This week we have just a couple Whole Farm baskets. They contain a cucumber, an Ichiban eggplant, a buttercup squash, 2/3 lb. okra, 1/2 lb. small-medium bell peppers, and a dozen medium, Grade A eggs.
Now to the real news: exciting things have been happening at the farm this week! For one thing, we now have a tractor with a five foot wide tiller that can make quick work of planting preparation! Quick work of almost anything, really. The most-used phrase of the weekend was: “Can’t you use the tractor to do [whatever task at hand]?” With the new tractor, we prepared the ground on which the raised beds will be placed, tilled the entire fall field, leveled ground in various places, pulled broken limbs out of trees (a real nail-biter), and mowed grass. I say we, but my tractor certification level only allowed me to drive the tractor 20 feet in a straight line and raise and lower the bucket 2 feet. But still!

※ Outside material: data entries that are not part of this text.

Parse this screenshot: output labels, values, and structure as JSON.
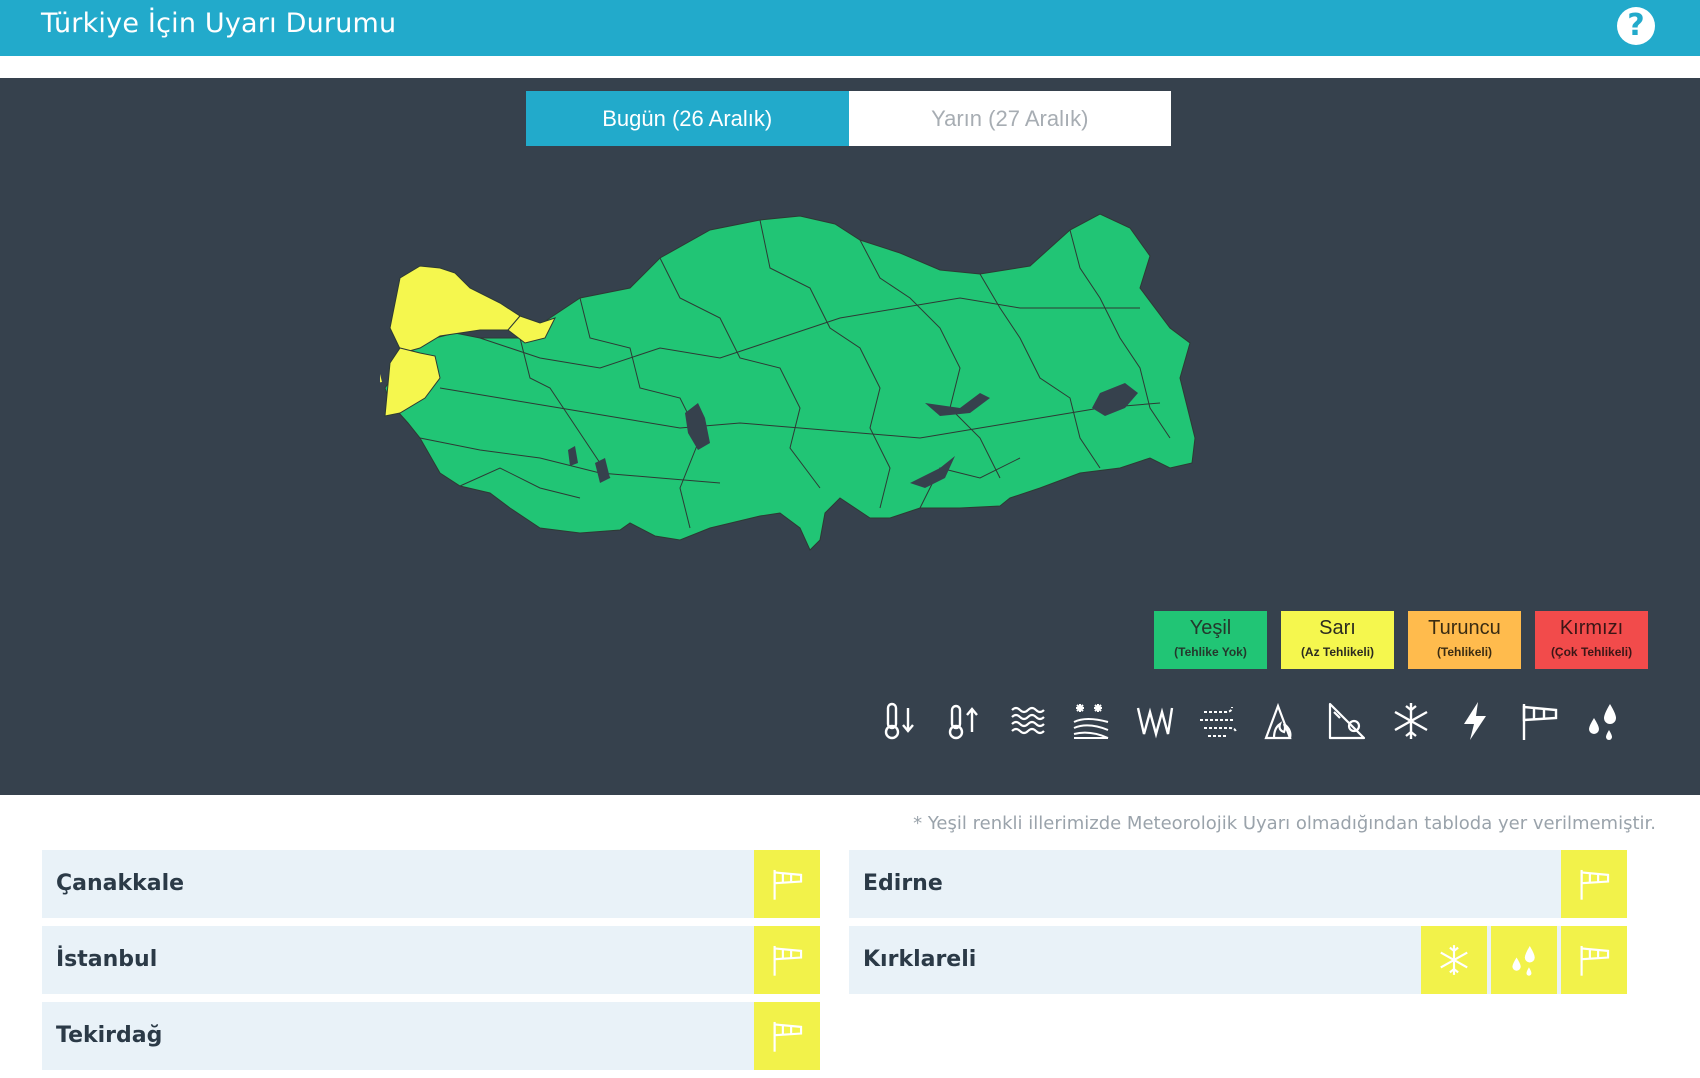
{
  "header": {
    "title": "Türkiye İçin Uyarı Durumu",
    "help_icon": "question-circle-icon"
  },
  "tabs": [
    {
      "label": "Bugün (26 Aralık)",
      "active": true
    },
    {
      "label": "Yarın (27 Aralık)",
      "active": false
    }
  ],
  "colors": {
    "header": "#22aacb",
    "stage": "#36414d",
    "green": "#21c575",
    "yellow": "#f5f74e",
    "orange": "#ffbb4d",
    "red": "#f24b4b"
  },
  "legend": [
    {
      "name": "Yeşil",
      "sub": "(Tehlike Yok)",
      "color": "#21c575"
    },
    {
      "name": "Sarı",
      "sub": "(Az Tehlikeli)",
      "color": "#f5f74e"
    },
    {
      "name": "Turuncu",
      "sub": "(Tehlikeli)",
      "color": "#ffbb4d"
    },
    {
      "name": "Kırmızı",
      "sub": "(Çok Tehlikeli)",
      "color": "#f24b4b"
    }
  ],
  "hazard_icons": [
    "cold-thermometer-icon",
    "hot-thermometer-icon",
    "fog-icon",
    "snowfall-icon",
    "avalanche-icon",
    "dust-wind-icon",
    "forest-fire-icon",
    "landslide-icon",
    "snowflake-icon",
    "lightning-icon",
    "wind-flag-icon",
    "rain-drops-icon"
  ],
  "note": "* Yeşil renkli illerimizde Meteorolojik Uyarı olmadığından tabloda yer verilmemiştir.",
  "provinces": {
    "left": [
      {
        "name": "Çanakkale",
        "warnings": [
          "wind-flag-icon"
        ]
      },
      {
        "name": "İstanbul",
        "warnings": [
          "wind-flag-icon"
        ]
      },
      {
        "name": "Tekirdağ",
        "warnings": [
          "wind-flag-icon"
        ]
      }
    ],
    "right": [
      {
        "name": "Edirne",
        "warnings": [
          "wind-flag-icon"
        ]
      },
      {
        "name": "Kırklareli",
        "warnings": [
          "snowflake-icon",
          "rain-drops-icon",
          "wind-flag-icon"
        ]
      }
    ]
  }
}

In other exciting news, shiitake mushrooms have begun emerging from the logs we inoculated in February. Logs from recently felled oak trees are one of the preferred substrates from which shiitake mushrooms grow. In Japanese, the “shii” of shiitake refers to a single species of tree, Japanese chinquapin (Castanopsis cuspidata), a member of the same plant family as oaks, on which shiitake mushrooms are traditionally grown. The second half of the word, “take”, means mushroom. When we were scouting for trees in the winter, we were having a hard time finding deciduous oak trees to cut, though we did fell one red oak. Sweet gum was another preferred species listed for shiitake cultivation, and we had much less trouble finding a sweet gum tree to sacrifice on behalf of future shiitake mushrooms. Interestingly, all of the logs that are currently producing mushrooms are sweet gum. Additionally, we started with a shiitake kit that included one type of shiitake from each of the three strains: cold weather, warm weather, and wide range. These strain designations refer to the temperatures at which the strains produce fruit (i.e., mushrooms), not the conditions in which the strains can live. Not surprisingly then, we have seen some fruiting from both our warm weather (Night Velvet) and wide range (WR46) strains, but none so far from the cold weather strain (Snow Cap). Given that this is our first flush of mushrooms and we have so few logs, it’s still uncertain whether we will have any to sell this year, but it was exciting news that had to be shared!
We also pulled up all of the squash and pumpkins this weekend after coming to the realization that they were not going to become productive members of the farm. Even though planting winter squash in mid-summer in southwest Georgia was not a recipe for success, the winter squash (butternut) that we planted in spring did much better. Next year we may experiment with an earlier planting of some of the other winter squash (acorn, spaghetti, buttercup) as well.